Decreasing the oxygen in your fire sprinkler system—wet or dry—and replacing it with nitrogen is a proven method for preventing corrosion in system piping. Oxygen combines easily with water to produce solids that corrode piping, but nitrogen hardly combines with anything. Because it does not react with water or metal, it is the ideal gas to circulate in your sprinkler system. Plus, using nitrogen to remove corrosive oxygen saves 75-90% of the replacement cost for a new sprinkler system. Investing in a nitrogen system ultimately saves time, money, and headaches.
Oxygen is only corrosive when it is dissolved in water, because it reacts with the metal and causes rust. Nitrogen, on the other hand, does not react to metal or to water. Raising the level of nitrogen in your system’s piping will also reduce the amount of oxygen in the water. With lowered dissolved oxygen rates, oxygen is no longer able to corrode the piping. And without the solids created from the dissolved oxygen, the growth of bacteria is drastically slowed, lowering the risk of microbiologically influenced corrosion as well. This method is effective on both wet and dry pipe systems.
There are several different types of nitrogen systems – some specifically for dry and pre-action sprinkler systems and some specifically for wet sprinkler systems. Dry and pre-action systems are typically fed by a nitrogen generator while wet systems are often fed through the inerting process using portable nitrogen cylinders. Generators come in several different makes, offering varying capacities and other features including an unlimited supply of on-demand nitrogen. Features of all generators include:
The ability to be retrofitted for older systems
The removal of oxygen in both black steel and galvanized steel piping systems
An air vent is a way to relieve oxygen from your system. There are different types of vents including manual and automatic. Benefits of air vents include:
Corrosion reduction through oxygen removal from the sprinkler system
Simple and reliable mechanical design
Automatically closing vent when water has reached the device
Corrosion monitoring equipment is a way to determine if corrosion is occurring in your system. Monitoring equipment is designed specifically to alert you should corrosion begin to form in your sprinkler system piping. Benefits include:

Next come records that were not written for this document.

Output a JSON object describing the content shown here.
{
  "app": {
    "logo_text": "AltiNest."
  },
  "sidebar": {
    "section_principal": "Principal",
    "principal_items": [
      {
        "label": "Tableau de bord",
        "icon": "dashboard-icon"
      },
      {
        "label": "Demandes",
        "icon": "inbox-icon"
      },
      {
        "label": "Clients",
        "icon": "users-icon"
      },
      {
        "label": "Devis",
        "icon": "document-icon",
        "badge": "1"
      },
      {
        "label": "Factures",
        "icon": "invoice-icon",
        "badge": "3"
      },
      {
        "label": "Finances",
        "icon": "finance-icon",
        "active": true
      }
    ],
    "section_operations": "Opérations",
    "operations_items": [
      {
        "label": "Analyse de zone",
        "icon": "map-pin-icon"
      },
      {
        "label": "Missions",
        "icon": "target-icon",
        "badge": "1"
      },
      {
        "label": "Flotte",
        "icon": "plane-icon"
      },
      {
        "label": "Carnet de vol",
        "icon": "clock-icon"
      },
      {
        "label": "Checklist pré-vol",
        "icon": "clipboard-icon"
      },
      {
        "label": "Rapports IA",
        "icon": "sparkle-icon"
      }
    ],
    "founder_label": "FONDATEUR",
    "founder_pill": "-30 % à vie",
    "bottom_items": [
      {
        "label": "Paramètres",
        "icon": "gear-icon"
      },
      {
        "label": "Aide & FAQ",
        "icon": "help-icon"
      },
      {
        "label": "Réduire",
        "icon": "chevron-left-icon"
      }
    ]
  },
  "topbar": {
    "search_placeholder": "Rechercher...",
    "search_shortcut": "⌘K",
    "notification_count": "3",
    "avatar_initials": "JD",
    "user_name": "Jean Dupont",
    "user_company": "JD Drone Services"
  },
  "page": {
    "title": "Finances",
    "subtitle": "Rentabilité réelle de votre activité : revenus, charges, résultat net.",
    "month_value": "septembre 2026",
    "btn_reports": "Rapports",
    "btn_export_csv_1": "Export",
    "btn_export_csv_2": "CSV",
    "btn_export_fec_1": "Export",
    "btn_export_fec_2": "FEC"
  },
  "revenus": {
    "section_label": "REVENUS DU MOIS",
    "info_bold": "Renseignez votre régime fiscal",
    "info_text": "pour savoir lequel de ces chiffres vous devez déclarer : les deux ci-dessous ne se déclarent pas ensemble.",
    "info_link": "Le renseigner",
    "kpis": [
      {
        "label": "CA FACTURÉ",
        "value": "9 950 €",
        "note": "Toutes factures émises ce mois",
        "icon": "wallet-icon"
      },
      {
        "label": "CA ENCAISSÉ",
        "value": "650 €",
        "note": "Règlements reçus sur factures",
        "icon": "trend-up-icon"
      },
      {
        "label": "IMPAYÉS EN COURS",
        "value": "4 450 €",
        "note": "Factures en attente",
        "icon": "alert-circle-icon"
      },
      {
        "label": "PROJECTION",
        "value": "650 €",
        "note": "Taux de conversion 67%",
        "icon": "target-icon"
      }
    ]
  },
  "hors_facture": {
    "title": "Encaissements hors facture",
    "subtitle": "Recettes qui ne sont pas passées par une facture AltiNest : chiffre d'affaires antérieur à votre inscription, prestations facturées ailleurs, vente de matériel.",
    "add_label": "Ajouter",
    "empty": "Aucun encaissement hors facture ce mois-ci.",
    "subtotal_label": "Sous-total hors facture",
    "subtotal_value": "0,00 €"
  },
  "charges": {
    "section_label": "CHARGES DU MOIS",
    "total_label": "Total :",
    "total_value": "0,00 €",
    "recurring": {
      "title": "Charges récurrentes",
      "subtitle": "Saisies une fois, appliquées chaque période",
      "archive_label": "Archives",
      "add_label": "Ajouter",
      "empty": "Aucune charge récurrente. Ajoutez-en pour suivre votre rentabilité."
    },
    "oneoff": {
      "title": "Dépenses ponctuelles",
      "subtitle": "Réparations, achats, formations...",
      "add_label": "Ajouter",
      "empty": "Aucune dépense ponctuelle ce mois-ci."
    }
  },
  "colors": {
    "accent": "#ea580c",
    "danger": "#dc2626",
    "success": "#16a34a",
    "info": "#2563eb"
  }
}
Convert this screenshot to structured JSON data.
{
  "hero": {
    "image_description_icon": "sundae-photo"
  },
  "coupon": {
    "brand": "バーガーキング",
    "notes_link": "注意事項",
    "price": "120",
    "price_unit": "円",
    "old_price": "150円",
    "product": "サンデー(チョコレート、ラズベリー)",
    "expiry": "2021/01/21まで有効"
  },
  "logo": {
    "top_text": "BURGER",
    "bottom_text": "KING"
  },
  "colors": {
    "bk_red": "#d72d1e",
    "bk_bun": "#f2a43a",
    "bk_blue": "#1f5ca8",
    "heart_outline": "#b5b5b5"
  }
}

Automatic notification once corrosion occurs
Detection in both wet and dry pipe systems
Installed at locations where corrosion tends to be worst and most common
If you have questions about corrosion in your sprinkler system or wish to learn more about solutions for corrosion, please contact Ryan Fireprotection.